This is a really nice looking building --
but would you think it's a palace?
Puppet Ponyo poses in front of the gates at the back
of what is, in fact, Luxembourg's Palais Grand Ducal!
Early on during my German friend's and my visit to Luxembourg, we walked by a building in the center of the capital city that caught our eye because it had interesting decorations on its walls. Elegant rather than outright grand to our eyes, it nevertheless turned out to be the Palais Grand Ducal (Grand Ducal Palace, aka Palace of the Grand Dukes) -- the official residence of the country's ruler.
It wasn't just the Palais Grand Ducal's relatively modest size that made me fail to immediately recognize that it's a palace, and that of a reigning head of state at that. Rather, it that it seems so accessible -- in terms of there being no fencing at the front of it (only the back section where, one presumes, cars drive in) -- and there only being two soldiers visibly guarding the front (and just one more guarding the back).

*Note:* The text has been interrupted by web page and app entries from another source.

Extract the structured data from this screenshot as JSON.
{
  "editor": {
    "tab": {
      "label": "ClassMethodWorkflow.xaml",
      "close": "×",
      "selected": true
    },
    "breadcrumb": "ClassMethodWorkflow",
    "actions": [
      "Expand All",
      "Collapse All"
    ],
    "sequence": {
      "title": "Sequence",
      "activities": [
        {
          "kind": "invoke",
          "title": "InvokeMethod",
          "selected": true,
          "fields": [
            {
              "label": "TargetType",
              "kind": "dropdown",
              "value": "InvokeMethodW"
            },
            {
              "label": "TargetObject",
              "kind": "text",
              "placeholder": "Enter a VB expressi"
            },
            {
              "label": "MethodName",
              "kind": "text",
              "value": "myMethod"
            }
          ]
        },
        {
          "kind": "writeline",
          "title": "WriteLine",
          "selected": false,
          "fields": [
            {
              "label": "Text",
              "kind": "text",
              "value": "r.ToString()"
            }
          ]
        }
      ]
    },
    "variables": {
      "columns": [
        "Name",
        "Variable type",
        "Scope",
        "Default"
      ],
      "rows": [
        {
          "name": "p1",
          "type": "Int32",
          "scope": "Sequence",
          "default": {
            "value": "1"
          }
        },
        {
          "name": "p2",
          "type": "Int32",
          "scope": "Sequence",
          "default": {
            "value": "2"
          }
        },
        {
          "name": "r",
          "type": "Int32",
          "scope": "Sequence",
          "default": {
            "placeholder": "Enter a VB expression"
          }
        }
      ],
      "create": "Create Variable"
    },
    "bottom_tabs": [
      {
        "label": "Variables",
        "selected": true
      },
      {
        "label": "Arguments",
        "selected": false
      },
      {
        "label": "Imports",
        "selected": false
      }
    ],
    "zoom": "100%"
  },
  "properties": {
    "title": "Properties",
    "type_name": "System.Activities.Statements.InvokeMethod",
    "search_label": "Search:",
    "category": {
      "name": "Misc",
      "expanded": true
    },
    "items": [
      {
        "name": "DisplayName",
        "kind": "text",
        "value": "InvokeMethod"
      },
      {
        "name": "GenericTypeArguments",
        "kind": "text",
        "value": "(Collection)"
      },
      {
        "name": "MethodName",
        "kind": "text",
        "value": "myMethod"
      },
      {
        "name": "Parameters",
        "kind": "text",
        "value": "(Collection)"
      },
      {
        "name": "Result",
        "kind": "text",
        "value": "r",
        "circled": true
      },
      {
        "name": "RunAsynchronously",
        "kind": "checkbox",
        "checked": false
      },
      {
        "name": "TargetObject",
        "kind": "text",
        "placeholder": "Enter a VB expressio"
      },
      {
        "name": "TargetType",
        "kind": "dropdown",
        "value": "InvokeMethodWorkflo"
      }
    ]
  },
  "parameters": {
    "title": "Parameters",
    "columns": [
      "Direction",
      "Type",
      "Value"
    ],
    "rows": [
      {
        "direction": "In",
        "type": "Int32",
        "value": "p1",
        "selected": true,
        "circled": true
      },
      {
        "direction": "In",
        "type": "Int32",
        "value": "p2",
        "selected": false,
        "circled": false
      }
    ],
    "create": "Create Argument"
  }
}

All of this makes the official residence of Luxembourg's ruler seem a far cry not only from the likes of Buckingham Palace and the White House but also the Chief Executive of Hong Kong's official residence. As I later was to learn, visits by the public also can be made to the Palais Grand Ducal for several weeks in the summer too! Talk about being an accessible palace and place!!
Something else I found interesting was Luxembourg's high court building being literally adjacent to the Palais Grand Ducal -- and the country's national legislature (i.e., the Chamber of Deputies) being located just a few meters away too. In view of this, finding out that when it was originally constructed in the 16th century, the building housed the town hall actually isn't too surprising -- and ditto re the Grand Duke actually living for more of the year in the less central Berg Castle and also having a holiday home in the south of France!
As it's often been noted, "the rich are different". Nonetheless, the ruler of Luxembourg does seem to realize -- unlike, say, the ruler of Hong Kong (something I perhaps noticed particularly since my visit to Luxembourg took place when the Occupy phase of the Umbrella Movement still was going on) -- that, it's actually considered a good thing to, symbolically at least, come across as being close to the populace and accessible to the people, to the point of literally opening one's home to them for at least part of the year!